— WHAT TO PRODUCE —
From the listing below, extract every line in which the word "SmartLogger" appears.

— DATA SHOWN —
※

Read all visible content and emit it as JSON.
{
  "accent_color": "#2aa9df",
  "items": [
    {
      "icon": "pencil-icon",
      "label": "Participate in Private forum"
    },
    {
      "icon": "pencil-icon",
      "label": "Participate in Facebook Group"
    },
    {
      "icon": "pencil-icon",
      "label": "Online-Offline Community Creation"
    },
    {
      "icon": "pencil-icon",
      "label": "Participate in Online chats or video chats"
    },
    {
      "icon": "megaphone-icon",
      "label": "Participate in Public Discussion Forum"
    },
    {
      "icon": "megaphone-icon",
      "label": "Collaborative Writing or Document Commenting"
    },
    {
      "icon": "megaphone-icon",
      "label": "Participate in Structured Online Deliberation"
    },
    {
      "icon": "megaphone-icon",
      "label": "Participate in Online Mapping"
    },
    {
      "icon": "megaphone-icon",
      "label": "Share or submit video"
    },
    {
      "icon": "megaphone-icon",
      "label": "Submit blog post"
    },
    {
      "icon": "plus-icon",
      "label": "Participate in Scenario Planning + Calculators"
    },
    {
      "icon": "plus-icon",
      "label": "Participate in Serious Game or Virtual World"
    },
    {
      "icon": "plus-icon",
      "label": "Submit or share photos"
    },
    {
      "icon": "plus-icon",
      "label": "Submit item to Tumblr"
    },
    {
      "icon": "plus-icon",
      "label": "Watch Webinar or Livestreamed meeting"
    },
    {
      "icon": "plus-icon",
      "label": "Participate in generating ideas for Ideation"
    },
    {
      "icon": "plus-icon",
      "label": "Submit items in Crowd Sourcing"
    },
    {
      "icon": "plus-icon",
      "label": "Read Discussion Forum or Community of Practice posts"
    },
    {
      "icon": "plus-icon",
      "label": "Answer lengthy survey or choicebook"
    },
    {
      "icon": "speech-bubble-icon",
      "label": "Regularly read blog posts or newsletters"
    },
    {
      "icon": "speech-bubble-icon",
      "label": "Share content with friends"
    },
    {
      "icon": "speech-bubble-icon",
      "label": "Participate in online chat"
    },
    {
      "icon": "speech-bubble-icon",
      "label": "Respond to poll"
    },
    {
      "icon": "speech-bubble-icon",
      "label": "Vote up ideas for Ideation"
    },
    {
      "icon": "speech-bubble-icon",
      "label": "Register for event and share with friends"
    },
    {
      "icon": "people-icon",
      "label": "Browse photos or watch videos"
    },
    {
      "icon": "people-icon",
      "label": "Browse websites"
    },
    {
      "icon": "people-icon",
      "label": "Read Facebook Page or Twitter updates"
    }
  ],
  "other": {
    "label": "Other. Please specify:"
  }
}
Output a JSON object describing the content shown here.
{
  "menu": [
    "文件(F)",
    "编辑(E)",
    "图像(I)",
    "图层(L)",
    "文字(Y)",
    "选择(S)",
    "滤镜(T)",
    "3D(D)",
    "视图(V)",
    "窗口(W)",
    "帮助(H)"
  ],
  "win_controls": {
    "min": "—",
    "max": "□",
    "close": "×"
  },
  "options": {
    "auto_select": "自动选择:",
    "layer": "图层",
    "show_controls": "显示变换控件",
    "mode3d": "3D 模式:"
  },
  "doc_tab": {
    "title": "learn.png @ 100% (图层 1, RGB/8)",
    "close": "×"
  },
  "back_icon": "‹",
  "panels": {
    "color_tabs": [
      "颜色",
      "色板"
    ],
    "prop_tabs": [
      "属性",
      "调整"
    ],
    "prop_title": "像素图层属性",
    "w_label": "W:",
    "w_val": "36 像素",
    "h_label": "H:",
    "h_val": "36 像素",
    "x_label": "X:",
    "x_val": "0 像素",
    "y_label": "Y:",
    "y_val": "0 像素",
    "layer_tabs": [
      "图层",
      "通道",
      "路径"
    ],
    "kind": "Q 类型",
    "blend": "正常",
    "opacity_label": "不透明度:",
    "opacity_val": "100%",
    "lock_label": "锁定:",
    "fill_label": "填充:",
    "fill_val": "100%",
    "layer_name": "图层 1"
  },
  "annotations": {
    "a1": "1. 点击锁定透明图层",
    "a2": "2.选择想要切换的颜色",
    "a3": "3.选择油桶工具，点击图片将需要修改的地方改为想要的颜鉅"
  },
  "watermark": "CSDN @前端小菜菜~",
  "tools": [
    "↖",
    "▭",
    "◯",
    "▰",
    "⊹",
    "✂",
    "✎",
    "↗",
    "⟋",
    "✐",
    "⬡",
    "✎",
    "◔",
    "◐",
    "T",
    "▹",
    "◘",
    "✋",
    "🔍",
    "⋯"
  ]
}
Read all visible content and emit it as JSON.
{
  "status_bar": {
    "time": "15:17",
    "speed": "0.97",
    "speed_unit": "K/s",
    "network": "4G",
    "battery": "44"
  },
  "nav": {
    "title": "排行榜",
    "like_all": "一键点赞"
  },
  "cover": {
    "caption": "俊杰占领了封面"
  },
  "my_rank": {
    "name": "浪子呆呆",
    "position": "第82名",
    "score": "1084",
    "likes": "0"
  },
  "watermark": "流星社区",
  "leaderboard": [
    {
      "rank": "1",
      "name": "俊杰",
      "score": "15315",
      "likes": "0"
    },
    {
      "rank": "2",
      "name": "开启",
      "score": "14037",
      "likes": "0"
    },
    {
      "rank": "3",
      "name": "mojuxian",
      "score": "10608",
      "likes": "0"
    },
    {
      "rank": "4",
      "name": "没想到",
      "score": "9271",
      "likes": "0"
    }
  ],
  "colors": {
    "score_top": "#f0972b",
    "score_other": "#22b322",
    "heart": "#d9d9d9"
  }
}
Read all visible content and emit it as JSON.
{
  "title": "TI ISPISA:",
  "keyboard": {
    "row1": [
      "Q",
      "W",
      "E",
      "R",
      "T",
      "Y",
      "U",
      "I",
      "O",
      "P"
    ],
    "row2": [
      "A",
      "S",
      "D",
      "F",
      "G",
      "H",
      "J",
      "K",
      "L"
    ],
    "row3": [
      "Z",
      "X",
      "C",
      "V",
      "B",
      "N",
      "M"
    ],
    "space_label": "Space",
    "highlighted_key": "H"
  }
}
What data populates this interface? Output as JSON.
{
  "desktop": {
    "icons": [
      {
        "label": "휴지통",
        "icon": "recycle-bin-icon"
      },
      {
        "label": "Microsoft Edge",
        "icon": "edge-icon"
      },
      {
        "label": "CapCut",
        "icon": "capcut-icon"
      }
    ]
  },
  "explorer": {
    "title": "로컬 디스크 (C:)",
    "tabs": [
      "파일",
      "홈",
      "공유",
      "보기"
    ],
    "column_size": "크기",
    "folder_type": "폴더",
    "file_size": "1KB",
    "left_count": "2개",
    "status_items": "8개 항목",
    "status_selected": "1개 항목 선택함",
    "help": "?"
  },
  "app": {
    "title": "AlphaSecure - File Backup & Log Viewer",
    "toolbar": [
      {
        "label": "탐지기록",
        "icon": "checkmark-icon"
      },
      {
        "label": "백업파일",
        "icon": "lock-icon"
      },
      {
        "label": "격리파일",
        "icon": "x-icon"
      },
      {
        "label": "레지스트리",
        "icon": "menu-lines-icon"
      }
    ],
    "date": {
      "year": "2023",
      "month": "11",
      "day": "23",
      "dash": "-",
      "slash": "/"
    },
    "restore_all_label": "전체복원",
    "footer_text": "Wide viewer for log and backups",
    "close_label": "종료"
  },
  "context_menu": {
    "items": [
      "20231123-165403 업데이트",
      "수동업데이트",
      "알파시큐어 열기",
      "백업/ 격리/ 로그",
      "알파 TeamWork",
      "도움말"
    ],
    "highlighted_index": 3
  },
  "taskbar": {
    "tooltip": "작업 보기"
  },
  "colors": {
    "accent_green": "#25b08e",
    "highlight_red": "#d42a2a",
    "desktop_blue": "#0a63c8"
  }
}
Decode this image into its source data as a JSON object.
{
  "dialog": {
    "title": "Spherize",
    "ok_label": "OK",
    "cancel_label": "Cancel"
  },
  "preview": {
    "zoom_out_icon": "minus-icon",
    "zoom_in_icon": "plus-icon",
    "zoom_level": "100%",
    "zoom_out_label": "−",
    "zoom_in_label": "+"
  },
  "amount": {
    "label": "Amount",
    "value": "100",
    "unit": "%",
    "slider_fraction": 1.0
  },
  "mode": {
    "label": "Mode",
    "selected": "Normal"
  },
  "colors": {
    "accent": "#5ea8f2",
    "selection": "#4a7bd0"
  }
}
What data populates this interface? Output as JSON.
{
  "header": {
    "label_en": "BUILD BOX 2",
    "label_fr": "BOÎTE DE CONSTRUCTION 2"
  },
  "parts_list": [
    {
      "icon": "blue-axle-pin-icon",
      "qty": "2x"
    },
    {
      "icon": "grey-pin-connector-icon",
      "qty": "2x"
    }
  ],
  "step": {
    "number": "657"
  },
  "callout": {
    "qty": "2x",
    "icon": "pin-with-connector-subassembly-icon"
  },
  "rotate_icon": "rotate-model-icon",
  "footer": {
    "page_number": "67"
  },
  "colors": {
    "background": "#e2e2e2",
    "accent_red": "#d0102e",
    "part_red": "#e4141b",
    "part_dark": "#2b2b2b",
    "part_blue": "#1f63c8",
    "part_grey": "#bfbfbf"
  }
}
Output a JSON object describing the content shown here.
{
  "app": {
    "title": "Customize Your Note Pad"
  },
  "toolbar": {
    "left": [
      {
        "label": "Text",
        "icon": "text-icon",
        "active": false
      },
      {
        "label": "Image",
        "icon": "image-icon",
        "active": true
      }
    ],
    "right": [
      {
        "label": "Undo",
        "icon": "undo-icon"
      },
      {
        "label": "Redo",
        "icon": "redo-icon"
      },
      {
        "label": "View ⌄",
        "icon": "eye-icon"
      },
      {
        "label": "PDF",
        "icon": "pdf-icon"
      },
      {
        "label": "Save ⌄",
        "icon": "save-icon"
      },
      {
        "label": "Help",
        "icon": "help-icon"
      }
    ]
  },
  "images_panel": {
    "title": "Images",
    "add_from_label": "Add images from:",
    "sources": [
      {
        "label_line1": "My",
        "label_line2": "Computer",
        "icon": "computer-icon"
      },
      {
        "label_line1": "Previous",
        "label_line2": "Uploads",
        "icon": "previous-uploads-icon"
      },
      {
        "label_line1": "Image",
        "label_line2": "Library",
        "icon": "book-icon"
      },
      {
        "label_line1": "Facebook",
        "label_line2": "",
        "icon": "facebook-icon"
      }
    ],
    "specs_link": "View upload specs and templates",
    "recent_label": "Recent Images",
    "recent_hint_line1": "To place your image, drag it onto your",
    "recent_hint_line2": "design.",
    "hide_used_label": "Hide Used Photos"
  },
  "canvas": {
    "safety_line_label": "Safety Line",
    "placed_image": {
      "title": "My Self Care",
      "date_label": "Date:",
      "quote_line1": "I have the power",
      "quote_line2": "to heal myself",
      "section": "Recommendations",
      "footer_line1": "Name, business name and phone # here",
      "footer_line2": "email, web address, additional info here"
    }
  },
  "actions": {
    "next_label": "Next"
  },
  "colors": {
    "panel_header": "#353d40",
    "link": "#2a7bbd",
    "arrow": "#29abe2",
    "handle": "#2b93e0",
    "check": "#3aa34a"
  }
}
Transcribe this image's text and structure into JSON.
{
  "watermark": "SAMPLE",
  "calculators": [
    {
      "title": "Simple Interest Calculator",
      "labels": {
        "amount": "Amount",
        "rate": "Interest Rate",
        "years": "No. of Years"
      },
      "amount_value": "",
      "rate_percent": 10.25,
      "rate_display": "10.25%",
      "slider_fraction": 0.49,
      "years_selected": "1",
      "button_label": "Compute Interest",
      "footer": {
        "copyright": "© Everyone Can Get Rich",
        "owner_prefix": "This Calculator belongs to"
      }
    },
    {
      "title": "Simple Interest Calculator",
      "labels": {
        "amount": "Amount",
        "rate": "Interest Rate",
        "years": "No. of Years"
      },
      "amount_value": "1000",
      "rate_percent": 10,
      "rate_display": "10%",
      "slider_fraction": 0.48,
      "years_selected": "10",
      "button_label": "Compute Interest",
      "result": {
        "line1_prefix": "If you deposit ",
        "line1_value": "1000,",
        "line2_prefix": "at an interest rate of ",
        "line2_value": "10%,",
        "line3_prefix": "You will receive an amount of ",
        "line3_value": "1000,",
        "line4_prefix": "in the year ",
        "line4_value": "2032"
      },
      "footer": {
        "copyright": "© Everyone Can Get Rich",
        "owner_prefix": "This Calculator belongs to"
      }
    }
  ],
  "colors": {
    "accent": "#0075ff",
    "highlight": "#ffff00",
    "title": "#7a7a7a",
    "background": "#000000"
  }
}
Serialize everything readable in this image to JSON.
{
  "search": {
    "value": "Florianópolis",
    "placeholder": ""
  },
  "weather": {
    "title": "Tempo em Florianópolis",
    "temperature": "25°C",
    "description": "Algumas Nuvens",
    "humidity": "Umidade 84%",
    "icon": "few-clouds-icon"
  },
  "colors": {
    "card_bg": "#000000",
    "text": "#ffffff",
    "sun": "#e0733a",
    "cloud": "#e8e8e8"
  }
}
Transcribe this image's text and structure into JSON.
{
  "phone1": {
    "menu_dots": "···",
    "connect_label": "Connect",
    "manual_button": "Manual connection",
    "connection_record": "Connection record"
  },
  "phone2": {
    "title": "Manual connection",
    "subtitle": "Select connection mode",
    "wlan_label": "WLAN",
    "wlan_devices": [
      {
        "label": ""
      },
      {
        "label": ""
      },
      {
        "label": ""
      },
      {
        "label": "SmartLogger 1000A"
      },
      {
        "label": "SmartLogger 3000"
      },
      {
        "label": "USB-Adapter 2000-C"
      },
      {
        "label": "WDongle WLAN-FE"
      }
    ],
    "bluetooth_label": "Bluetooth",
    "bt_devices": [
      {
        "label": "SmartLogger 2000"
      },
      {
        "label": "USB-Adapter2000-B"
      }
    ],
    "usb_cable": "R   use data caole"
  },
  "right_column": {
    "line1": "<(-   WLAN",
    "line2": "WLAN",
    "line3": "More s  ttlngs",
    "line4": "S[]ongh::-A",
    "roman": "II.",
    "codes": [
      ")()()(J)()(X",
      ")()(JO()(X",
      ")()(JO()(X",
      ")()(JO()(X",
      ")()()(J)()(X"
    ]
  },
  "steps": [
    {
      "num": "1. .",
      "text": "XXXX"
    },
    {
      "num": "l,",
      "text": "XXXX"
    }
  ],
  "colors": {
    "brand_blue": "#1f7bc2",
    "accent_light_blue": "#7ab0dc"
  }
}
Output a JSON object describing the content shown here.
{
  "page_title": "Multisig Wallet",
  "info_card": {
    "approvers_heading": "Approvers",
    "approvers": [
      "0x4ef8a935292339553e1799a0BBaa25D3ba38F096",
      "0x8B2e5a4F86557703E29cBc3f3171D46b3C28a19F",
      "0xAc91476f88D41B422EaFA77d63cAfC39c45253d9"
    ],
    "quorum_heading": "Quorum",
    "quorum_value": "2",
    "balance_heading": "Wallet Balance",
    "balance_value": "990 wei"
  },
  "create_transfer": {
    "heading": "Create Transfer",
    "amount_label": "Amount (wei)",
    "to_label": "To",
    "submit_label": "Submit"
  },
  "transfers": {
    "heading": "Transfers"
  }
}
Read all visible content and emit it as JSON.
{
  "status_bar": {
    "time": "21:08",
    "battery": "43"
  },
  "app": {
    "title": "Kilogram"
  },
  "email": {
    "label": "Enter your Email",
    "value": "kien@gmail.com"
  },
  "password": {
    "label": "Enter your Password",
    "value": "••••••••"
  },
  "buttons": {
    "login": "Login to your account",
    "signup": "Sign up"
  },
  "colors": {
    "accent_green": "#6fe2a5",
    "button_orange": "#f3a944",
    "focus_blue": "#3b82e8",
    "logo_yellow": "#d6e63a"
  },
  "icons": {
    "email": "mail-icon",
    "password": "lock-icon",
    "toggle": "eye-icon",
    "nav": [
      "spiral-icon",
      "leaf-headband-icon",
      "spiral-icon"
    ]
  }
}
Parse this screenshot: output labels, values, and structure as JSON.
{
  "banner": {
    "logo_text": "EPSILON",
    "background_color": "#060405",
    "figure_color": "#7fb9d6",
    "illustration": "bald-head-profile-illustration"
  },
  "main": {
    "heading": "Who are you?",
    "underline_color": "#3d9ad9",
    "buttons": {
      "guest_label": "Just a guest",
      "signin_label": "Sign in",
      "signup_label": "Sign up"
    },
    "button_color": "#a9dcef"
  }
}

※

— ANSWER TO THIS EXERCISE —
        "label": "SmartLogger 1000A"
        "label": "SmartLogger 3000"
        "label": "SmartLogger 2000"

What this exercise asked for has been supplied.